YOUR INSTRUCTIONS: Work out how many lines of the data contain "screenshot" and reply with that number alone.

*** SUPPLIED MATERIAL Section Begins ***

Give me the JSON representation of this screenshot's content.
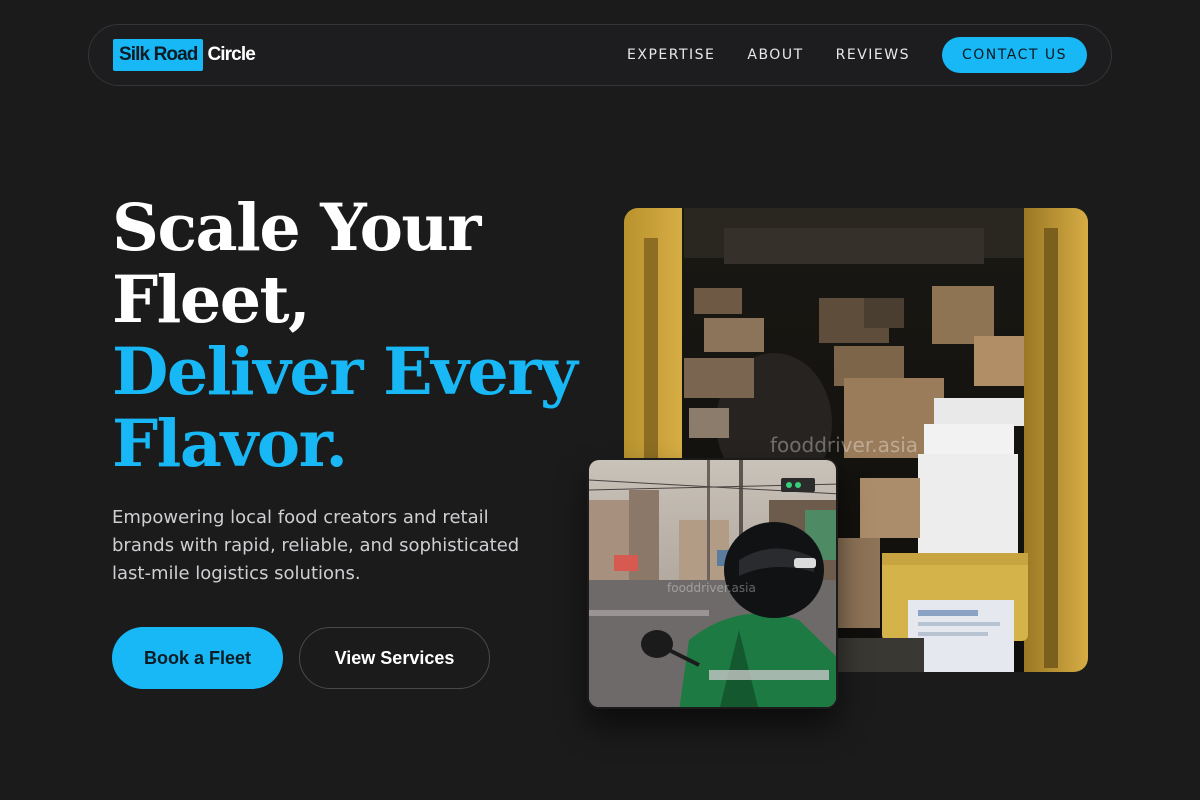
{
  "brand": {
    "name_highlight": "Silk Road",
    "name_rest": "Circle",
    "accent_color": "#17b8f5"
  },
  "nav": {
    "links": [
      "EXPERTISE",
      "ABOUT",
      "REVIEWS"
    ],
    "cta": "CONTACT US"
  },
  "hero": {
    "headline_line1": "Scale Your",
    "headline_line2": "Fleet,",
    "headline_line3": "Deliver Every",
    "headline_line4": "Flavor.",
    "subtitle": "Empowering local food creators and retail brands with rapid, reliable, and sophisticated last-mile logistics solutions.",
    "primary_button": "Book a Fleet",
    "secondary_button": "View Services"
  },
  "images": {
    "van_watermark": "fooddriver.asia",
    "rider_watermark": "fooddriver.asia"
  }
}
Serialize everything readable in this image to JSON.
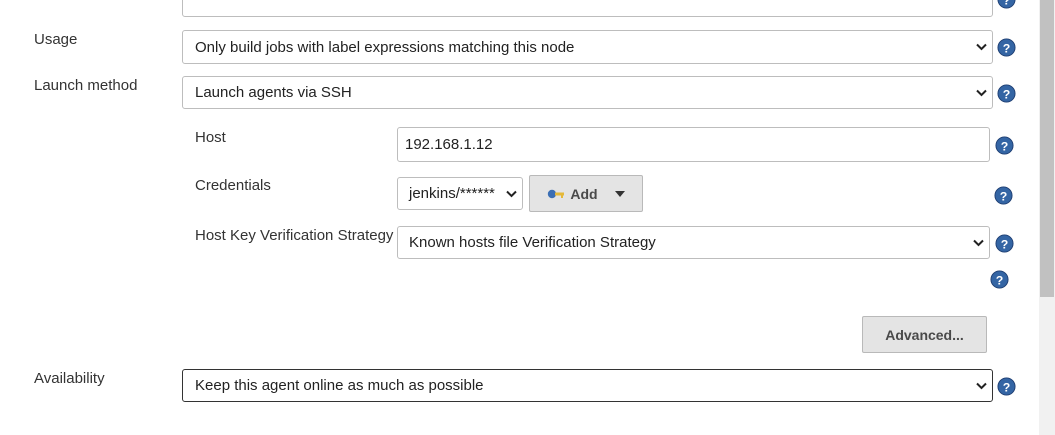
{
  "form": {
    "top_field_value": "",
    "usage": {
      "label": "Usage",
      "selected": "Only build jobs with label expressions matching this node"
    },
    "launch_method": {
      "label": "Launch method",
      "selected": "Launch agents via SSH"
    },
    "host": {
      "label": "Host",
      "value": "192.168.1.12"
    },
    "credentials": {
      "label": "Credentials",
      "selected": "jenkins/******",
      "add_label": "Add"
    },
    "host_key": {
      "label": "Host Key Verification Strategy",
      "selected": "Known hosts file Verification Strategy"
    },
    "advanced_label": "Advanced...",
    "availability": {
      "label": "Availability",
      "selected": "Keep this agent online as much as possible"
    }
  },
  "icons": {
    "help": "help-icon",
    "chevron": "chevron-down-icon",
    "key": "key-icon",
    "caret": "caret-down-icon"
  },
  "colors": {
    "help_icon": "#3465a4",
    "button_bg": "#e4e4e4"
  }
}
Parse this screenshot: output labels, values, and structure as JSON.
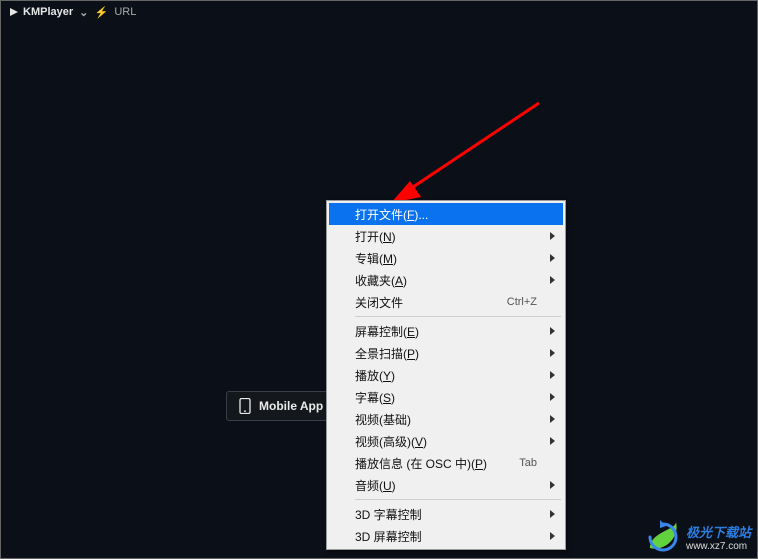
{
  "titlebar": {
    "brand_prefix": "K",
    "brand": "KMPlayer",
    "url_label": "URL"
  },
  "mobile": {
    "label": "Mobile App"
  },
  "menu": {
    "items": [
      {
        "label": "打开文件",
        "accel": "F",
        "suffix": "...",
        "shortcut": "",
        "sub": false,
        "hl": true
      },
      {
        "label": "打开",
        "accel": "N",
        "suffix": "",
        "shortcut": "",
        "sub": true
      },
      {
        "label": "专辑",
        "accel": "M",
        "suffix": "",
        "shortcut": "",
        "sub": true
      },
      {
        "label": "收藏夹",
        "accel": "A",
        "suffix": "",
        "shortcut": "",
        "sub": true
      },
      {
        "label": "关闭文件",
        "accel": "",
        "suffix": "",
        "shortcut": "Ctrl+Z",
        "sub": false
      },
      {
        "sep": true
      },
      {
        "label": "屏幕控制",
        "accel": "E",
        "suffix": "",
        "shortcut": "",
        "sub": true
      },
      {
        "label": "全景扫描",
        "accel": "P",
        "suffix": "",
        "shortcut": "",
        "sub": true
      },
      {
        "label": "播放",
        "accel": "Y",
        "suffix": "",
        "shortcut": "",
        "sub": true
      },
      {
        "label": "字幕",
        "accel": "S",
        "suffix": "",
        "shortcut": "",
        "sub": true
      },
      {
        "label": "视频(基础)",
        "accel": "",
        "suffix": "",
        "shortcut": "",
        "sub": true
      },
      {
        "label": "视频(高级)",
        "accel": "V",
        "suffix": "",
        "shortcut": "",
        "sub": true
      },
      {
        "label": "播放信息 (在 OSC 中)",
        "accel": "P",
        "suffix": "",
        "shortcut": "Tab",
        "sub": false
      },
      {
        "label": "音频",
        "accel": "U",
        "suffix": "",
        "shortcut": "",
        "sub": true
      },
      {
        "sep": true
      },
      {
        "label": "3D 字幕控制",
        "accel": "",
        "suffix": "",
        "shortcut": "",
        "sub": true
      },
      {
        "label": "3D 屏幕控制",
        "accel": "",
        "suffix": "",
        "shortcut": "",
        "sub": true
      }
    ]
  },
  "watermark": {
    "brand": "极光下载站",
    "url": "www.xz7.com"
  }
}
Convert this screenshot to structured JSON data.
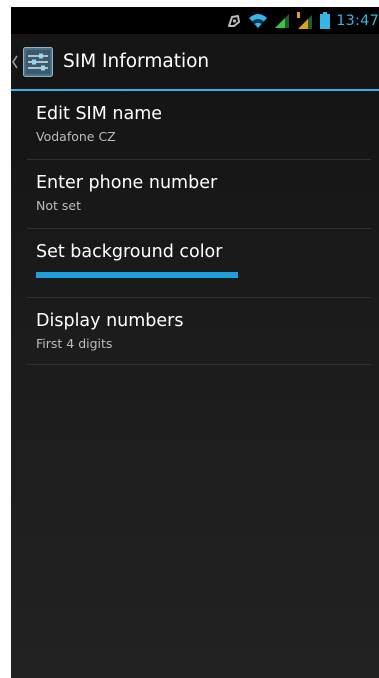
{
  "status_bar": {
    "time": "13:47",
    "icons": [
      "sync-icon",
      "wifi-icon",
      "signal-icon",
      "signal-roaming-icon",
      "battery-icon"
    ]
  },
  "action_bar": {
    "up_icon": "chevron-left-icon",
    "app_icon": "settings-sliders-icon",
    "title": "SIM Information"
  },
  "settings": {
    "items": [
      {
        "title": "Edit SIM name",
        "summary": "Vodafone CZ"
      },
      {
        "title": "Enter phone number",
        "summary": "Not set"
      },
      {
        "title": "Set background color",
        "color": "#1e9fdb"
      },
      {
        "title": "Display numbers",
        "summary": "First 4 digits"
      }
    ]
  },
  "colors": {
    "accent": "#33b5e5",
    "background": "#1a1a1a"
  }
}
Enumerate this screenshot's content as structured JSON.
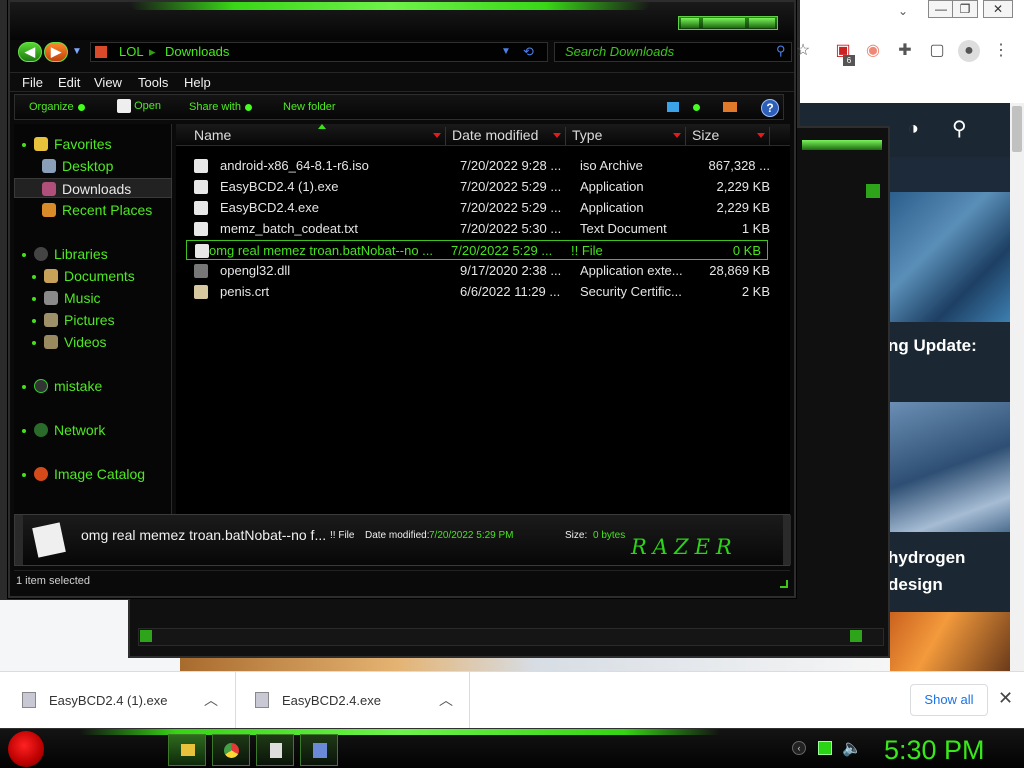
{
  "browser": {
    "extensions_badge": "6",
    "article_heading_1": "ng Update:",
    "article_heading_2": "hydrogen design"
  },
  "explorer": {
    "path": [
      "LOL",
      "Downloads"
    ],
    "search_placeholder": "Search Downloads",
    "menu": [
      "File",
      "Edit",
      "View",
      "Tools",
      "Help"
    ],
    "commands": [
      "Organize",
      "Open",
      "Share with",
      "New folder"
    ],
    "nav": [
      {
        "label": "Favorites",
        "level": 0,
        "icon": "star-icon"
      },
      {
        "label": "Desktop",
        "level": 1,
        "icon": "desktop-icon"
      },
      {
        "label": "Downloads",
        "level": 1,
        "icon": "downloads-icon",
        "selected": true
      },
      {
        "label": "Recent Places",
        "level": 1,
        "icon": "recent-places-icon"
      },
      {
        "label": "Libraries",
        "level": 0,
        "icon": "libraries-icon"
      },
      {
        "label": "Documents",
        "level": 1,
        "icon": "documents-icon"
      },
      {
        "label": "Music",
        "level": 1,
        "icon": "music-icon"
      },
      {
        "label": "Pictures",
        "level": 1,
        "icon": "pictures-icon"
      },
      {
        "label": "Videos",
        "level": 1,
        "icon": "videos-icon"
      },
      {
        "label": "mistake",
        "level": 0,
        "icon": "folder-icon"
      },
      {
        "label": "Network",
        "level": 0,
        "icon": "network-icon"
      },
      {
        "label": "Image Catalog",
        "level": 0,
        "icon": "image-catalog-icon"
      }
    ],
    "columns": [
      "Name",
      "Date modified",
      "Type",
      "Size"
    ],
    "files": [
      {
        "name": "android-x86_64-8.1-r6.iso",
        "date": "7/20/2022 9:28 ...",
        "type": "iso Archive",
        "size": "867,328 ..."
      },
      {
        "name": "EasyBCD2.4 (1).exe",
        "date": "7/20/2022 5:29 ...",
        "type": "Application",
        "size": "2,229 KB"
      },
      {
        "name": "EasyBCD2.4.exe",
        "date": "7/20/2022 5:29 ...",
        "type": "Application",
        "size": "2,229 KB"
      },
      {
        "name": "memz_batch_codeat.txt",
        "date": "7/20/2022 5:30 ...",
        "type": "Text Document",
        "size": "1 KB"
      },
      {
        "name": "omg real memez troan.batNobat--no ...",
        "date": "7/20/2022 5:29 ...",
        "type": "!! File",
        "size": "0 KB",
        "selected": true
      },
      {
        "name": "opengl32.dll",
        "date": "9/17/2020 2:38 ...",
        "type": "Application exte...",
        "size": "28,869 KB"
      },
      {
        "name": "penis.crt",
        "date": "6/6/2022 11:29 ...",
        "type": "Security Certific...",
        "size": "2 KB"
      }
    ],
    "details": {
      "filename": "omg real memez troan.batNobat--no f...",
      "type": "!! File",
      "date_label": "Date modified:",
      "date_value": "7/20/2022 5:29 PM",
      "size_label": "Size:",
      "size_value": "0 bytes",
      "logo": "RAZER"
    },
    "status": "1 item selected"
  },
  "downloads": {
    "items": [
      "EasyBCD2.4 (1).exe",
      "EasyBCD2.4.exe"
    ],
    "show_all": "Show all"
  },
  "taskbar": {
    "clock": "5:30 PM"
  },
  "colors": {
    "accent_green": "#44e11b",
    "window_bg": "#0a0a0a",
    "selection_border": "#3fc21e"
  }
}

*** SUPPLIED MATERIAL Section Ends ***

WRITTEN RESPONSE: 4